‘The Fundamentals of Caring’ Netflix Original Review
Put Paul Rudd in a movie, and I’m going to watch it. I am far from alone in this. The Fundamentals of Caring bets big on Rudd’s ability to charm an audience. Rudd succeeds wildly, but as a whole the film is middling.
Ben (Rudd) is a new personal caregiver trying to bounce back from a personal tragedy and divorce. He has taken a new job to care for Trevor (Craig Roberts), who has Duchenne Muscular Dystrophy. Trevor and his mother, Elsa (Jennifer Ehle) have moved to America for her work and she is terribly concerned with finding the right caregiver. Ben and Trevor hit it off over poop jokes and Ben gets the job.
Game of Thrones has instilled in me a distrust of skinny, young English men with a mischievous streak, which made Trevor’s character a bit hard to read at first. He loves pranks and making Ben uncomfortable, but the reason for all this behavior is to show his condition is not something to be overcome; it is a part of him, and he wants no sad eyes pointed his direction. Once Ben keys into this, the buddy comedy begins.

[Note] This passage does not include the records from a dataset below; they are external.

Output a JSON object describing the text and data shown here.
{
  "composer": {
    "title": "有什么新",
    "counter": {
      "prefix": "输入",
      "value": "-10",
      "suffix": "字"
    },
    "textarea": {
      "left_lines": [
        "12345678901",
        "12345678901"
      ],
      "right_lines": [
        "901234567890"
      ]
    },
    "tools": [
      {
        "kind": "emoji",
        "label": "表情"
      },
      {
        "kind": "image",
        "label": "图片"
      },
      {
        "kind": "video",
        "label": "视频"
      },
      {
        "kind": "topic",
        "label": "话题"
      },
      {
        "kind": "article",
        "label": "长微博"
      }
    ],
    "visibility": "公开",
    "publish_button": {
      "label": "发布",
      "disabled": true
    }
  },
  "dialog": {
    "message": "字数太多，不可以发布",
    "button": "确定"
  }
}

The time they spend together is presented through humorous montages full of improved bits that make Rudd so endearing. Roberts keeps pace with his onscreen counterpart and is wonderful in his role. The movie could have been an hour and a half of just these two learning together, growing together and becoming better together. That would have been a fine movie, and our spending the first half of the film with these two is expertly crafted. The direction is solid, and the pain both characters feel comes through in nuanced performances that certainly had Sundance abuzz when the film debuted there. The writing is top notch for the first half of the film.
Then comes the road trip. Trevor is fascinated with America’s roadside attractions and–in particular, the ‘world’s deepest pit.’ He creates a situation that allows the road trip to occur, and the movie sets on a new path. The road trip is a wonderful device for forcing characters to move to new places where they can experience different emotions, witness new events and meet new people. Here it is used to cram as many audience-manipulating moments as possible.
Pretty soon into the road trip we meet Dot (Selena Gomez). “Nice [expletive deleted] shoes,” is Dot’s first line, and we meet Manic Pixie Dream Girl version 2.0: a little edgier, a little more worldly, a little grittier. Gomez does an amazing job with the character she is provided. Dot is not as well rounded as Ben and Trevor and quickly moves from being a new interesting character to a plot point. Gomez is able to make Dot a believable character despite some odd dialogue choices. Her charm onscreen closely rivals Rudd’s, and the amount of cursing Dot does feels like Dot trying to put on a cover instead of Gomez just being given odd lines.
Along the road trip we meet Trevor’s dad. The father abandoned Elsa and Trevor when Trevor was diagnosed at age three. Somehow Trevor held out hope his dad was not slimy human, but the movie makes the father a car salesman just to really beat the point home that Trevor’s dad is not the person Trevor wanted him to be. The meeting causes another cheap emotional moment in which Ben discusses his personal tragedy, losing a son three years ago.
Standing in the background is the pregnant Peaches (Megan Ferguson) who experienced car trouble on her way to see her mother in Nebraska. The baby’s father is currently serving in Afghanistan and unable to help, because a family separated by war is another easy way to get the audience to cry. Peaches is not a character but rather a plot device put into place for the movie’s emotional climax when, inevitably, labor starts weeks early, and Ben is called to action to deliver the baby inside the world’s deepest pit. The second half of this movie is all over the place.
The movie is based on the book The Revised Fundamentals of Caregiving, by Jonathan Evison. This movie is certainly an enjoyable, pretty experience and the central cast does astounding work together. Paul Rudd proves he can lead a movie without playing the man-boy character we so often see him misused in, but as you watch you are left saying, “the book is definitely better” even without having read it.
The acting prowess of Paul Rudd, Selena Gomez, Craig Roberts save an otherwise forgettable film.